Content starts
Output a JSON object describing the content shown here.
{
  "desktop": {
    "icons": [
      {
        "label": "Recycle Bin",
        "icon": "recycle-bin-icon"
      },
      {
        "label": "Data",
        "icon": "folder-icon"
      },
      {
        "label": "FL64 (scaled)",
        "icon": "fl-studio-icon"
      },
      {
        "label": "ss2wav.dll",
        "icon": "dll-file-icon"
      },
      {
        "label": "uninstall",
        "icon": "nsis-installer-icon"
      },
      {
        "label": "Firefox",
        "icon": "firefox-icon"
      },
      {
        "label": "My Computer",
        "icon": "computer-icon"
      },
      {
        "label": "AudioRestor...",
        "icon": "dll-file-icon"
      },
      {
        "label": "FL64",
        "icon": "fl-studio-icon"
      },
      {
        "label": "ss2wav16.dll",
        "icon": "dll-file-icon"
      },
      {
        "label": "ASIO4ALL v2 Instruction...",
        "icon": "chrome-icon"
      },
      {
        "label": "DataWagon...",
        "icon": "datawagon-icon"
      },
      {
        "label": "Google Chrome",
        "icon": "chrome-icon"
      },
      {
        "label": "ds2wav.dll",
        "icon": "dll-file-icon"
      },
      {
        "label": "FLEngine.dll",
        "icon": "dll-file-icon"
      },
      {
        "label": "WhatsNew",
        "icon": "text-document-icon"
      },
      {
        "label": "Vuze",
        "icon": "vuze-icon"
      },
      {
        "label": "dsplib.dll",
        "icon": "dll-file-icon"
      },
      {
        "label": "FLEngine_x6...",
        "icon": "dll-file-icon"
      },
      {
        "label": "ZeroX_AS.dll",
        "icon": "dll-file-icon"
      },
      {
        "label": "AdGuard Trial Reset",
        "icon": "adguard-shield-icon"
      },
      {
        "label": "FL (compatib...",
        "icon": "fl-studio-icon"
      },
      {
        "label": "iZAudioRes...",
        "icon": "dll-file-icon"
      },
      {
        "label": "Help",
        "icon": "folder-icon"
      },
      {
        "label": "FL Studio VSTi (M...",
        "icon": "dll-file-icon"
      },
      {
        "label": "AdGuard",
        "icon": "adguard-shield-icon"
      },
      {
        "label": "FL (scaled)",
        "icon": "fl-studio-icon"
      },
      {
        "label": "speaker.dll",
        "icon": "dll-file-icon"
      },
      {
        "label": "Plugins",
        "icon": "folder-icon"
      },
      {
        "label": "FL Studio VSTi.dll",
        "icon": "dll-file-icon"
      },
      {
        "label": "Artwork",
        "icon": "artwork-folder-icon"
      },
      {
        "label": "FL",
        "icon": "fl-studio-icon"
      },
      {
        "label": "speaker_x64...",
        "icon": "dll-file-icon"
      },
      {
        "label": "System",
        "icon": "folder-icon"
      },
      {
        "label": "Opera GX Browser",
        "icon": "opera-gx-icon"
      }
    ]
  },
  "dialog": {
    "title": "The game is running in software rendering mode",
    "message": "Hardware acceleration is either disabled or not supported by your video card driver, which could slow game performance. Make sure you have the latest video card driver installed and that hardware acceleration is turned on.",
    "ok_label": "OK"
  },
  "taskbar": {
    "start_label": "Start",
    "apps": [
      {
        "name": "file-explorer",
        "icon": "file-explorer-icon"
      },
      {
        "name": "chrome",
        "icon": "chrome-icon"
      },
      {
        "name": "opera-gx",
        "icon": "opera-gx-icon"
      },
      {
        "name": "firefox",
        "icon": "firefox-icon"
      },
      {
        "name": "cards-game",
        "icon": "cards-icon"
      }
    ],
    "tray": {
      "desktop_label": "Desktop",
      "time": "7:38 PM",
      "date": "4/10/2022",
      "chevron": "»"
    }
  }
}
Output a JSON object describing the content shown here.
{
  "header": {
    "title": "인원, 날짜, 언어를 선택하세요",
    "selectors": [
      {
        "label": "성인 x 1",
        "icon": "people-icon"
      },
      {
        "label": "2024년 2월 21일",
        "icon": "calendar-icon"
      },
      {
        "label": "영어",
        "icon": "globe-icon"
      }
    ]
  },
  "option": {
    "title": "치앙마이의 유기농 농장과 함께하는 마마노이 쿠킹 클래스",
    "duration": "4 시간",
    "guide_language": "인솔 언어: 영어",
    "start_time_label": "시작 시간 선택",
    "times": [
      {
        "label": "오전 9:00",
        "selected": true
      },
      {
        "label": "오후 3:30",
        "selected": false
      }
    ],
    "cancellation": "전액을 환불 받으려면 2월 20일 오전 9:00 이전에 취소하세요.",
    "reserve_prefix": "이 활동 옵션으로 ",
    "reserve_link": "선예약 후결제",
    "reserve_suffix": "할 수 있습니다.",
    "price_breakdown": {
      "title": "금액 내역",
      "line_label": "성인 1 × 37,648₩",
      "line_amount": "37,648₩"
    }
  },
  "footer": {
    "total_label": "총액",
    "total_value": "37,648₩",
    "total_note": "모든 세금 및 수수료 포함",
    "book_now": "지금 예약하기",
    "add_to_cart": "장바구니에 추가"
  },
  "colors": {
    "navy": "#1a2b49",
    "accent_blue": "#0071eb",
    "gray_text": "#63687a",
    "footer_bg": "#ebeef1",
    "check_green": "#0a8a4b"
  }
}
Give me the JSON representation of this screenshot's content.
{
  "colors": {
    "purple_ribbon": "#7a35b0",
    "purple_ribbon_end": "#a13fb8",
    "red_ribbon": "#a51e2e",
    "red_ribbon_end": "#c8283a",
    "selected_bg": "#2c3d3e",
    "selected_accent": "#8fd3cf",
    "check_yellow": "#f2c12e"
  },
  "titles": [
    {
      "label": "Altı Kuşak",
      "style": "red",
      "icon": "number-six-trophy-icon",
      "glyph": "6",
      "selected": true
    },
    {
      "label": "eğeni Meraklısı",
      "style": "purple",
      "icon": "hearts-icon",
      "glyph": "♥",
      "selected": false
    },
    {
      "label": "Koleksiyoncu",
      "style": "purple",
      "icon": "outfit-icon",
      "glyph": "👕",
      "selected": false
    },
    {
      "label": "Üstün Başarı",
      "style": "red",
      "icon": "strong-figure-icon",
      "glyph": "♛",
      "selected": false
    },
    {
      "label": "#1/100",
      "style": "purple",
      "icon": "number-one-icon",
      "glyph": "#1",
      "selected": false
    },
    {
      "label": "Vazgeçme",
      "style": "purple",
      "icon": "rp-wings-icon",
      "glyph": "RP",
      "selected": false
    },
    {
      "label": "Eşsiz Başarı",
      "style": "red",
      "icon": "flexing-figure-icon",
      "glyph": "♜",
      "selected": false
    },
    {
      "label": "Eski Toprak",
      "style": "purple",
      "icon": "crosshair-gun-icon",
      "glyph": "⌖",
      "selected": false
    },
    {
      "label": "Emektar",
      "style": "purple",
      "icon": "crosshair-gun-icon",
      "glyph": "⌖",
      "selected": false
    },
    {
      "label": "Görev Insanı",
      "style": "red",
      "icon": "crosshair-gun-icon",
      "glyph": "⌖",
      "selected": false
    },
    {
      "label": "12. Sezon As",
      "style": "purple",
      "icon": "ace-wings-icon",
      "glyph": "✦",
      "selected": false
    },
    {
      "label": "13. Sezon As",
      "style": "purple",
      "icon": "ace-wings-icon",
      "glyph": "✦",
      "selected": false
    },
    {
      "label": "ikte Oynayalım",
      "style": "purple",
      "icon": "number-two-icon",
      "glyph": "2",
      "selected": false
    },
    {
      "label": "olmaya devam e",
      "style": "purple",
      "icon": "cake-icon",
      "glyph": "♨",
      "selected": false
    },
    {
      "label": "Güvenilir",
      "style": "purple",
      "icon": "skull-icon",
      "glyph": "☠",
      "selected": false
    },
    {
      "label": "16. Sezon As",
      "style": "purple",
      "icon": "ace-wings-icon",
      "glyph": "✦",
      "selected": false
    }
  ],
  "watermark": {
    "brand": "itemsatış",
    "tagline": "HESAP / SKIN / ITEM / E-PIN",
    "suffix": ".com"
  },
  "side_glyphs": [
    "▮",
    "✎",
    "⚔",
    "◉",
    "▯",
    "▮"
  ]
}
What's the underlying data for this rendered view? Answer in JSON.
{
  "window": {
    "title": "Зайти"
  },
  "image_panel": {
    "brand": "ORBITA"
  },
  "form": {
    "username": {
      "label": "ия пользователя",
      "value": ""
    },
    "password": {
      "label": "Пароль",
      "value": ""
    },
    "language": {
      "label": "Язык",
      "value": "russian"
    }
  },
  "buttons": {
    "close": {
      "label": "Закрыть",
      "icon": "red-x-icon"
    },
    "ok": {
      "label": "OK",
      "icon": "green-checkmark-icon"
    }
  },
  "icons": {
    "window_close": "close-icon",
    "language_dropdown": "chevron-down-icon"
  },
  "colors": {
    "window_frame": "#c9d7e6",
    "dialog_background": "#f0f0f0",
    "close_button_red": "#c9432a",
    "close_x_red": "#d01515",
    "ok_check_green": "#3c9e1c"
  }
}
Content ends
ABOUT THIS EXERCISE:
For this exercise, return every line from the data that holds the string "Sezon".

YOUR RESPONSE:
      "label": "12. Sezon As",
      "label": "13. Sezon As",
      "label": "16. Sezon As",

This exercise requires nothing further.